Where does the string "Level" appear? Copy every line of the entries below that holds it.

──────── Records shown

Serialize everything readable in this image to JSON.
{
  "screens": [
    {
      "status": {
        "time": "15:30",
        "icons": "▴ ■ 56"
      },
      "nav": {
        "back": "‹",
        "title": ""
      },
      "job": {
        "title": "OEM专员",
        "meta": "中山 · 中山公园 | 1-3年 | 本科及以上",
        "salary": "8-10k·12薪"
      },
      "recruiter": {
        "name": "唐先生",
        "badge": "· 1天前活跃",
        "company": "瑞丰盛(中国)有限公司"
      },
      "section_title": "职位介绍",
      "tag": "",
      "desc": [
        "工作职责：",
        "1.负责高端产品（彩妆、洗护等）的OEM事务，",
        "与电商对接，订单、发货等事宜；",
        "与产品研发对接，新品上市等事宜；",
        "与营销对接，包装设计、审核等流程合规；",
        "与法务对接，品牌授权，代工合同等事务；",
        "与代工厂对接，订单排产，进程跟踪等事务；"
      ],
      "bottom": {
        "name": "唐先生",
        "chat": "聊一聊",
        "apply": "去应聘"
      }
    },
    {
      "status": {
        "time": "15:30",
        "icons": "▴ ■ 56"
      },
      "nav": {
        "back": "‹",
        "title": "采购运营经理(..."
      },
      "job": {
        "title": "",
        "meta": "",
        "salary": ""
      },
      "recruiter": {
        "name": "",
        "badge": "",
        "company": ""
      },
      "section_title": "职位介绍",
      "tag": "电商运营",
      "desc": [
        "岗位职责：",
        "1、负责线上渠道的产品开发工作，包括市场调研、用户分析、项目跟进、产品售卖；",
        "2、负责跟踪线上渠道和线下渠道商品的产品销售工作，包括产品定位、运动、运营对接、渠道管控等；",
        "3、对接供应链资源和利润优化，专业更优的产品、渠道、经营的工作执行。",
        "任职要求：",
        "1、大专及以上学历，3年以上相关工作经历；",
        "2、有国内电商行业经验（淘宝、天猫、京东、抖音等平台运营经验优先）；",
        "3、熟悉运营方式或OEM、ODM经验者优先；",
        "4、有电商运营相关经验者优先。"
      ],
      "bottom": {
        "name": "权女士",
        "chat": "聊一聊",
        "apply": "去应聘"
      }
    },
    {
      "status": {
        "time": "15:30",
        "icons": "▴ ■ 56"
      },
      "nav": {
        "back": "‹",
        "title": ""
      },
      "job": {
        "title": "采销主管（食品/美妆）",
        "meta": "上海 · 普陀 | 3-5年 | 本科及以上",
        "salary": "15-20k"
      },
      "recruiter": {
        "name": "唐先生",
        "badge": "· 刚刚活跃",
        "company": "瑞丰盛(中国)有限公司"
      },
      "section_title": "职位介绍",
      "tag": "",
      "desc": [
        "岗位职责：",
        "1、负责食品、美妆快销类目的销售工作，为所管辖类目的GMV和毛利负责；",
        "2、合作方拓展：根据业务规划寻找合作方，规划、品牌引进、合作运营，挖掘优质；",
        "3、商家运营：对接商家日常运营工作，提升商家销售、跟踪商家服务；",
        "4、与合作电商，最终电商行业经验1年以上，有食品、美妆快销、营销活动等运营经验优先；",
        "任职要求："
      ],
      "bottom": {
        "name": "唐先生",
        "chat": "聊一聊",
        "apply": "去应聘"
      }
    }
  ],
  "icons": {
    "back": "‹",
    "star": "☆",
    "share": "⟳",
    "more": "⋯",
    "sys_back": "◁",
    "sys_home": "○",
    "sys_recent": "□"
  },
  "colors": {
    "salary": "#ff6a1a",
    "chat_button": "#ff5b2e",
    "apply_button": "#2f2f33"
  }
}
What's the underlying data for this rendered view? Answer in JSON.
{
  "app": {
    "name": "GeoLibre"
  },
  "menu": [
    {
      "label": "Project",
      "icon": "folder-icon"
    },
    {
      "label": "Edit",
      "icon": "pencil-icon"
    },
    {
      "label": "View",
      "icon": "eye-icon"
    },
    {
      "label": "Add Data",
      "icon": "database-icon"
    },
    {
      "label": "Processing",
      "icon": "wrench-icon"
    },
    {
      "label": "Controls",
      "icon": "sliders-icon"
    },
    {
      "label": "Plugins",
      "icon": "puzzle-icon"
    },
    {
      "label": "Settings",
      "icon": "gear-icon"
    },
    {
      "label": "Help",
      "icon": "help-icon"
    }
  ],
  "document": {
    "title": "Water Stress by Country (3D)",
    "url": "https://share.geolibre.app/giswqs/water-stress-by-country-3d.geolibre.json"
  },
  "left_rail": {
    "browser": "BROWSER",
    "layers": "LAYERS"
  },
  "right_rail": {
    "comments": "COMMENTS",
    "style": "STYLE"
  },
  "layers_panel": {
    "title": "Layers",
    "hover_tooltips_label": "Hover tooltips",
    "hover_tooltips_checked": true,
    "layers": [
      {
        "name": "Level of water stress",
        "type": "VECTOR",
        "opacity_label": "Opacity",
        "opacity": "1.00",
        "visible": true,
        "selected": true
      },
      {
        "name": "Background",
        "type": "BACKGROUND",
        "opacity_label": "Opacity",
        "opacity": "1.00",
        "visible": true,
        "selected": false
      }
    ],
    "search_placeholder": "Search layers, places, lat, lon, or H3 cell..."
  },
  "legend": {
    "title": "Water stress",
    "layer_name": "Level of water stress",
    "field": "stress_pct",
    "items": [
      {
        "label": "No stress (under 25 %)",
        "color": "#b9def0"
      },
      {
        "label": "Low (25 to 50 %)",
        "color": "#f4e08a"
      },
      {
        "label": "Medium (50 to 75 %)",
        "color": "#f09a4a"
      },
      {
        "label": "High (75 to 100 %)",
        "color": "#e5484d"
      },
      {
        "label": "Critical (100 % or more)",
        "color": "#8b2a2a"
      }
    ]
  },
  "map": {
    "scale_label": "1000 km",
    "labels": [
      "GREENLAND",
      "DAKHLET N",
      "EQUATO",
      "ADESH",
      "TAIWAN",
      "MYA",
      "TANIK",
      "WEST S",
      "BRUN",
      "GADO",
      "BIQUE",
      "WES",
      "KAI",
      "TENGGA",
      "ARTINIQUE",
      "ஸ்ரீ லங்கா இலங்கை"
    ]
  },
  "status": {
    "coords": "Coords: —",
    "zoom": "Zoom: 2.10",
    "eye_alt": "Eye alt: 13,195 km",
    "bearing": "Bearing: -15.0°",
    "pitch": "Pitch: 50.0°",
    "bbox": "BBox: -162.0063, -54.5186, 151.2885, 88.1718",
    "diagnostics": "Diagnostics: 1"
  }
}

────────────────

# Task response
        "name": "Level of water stress",
    "layer_name": "Level of water stress",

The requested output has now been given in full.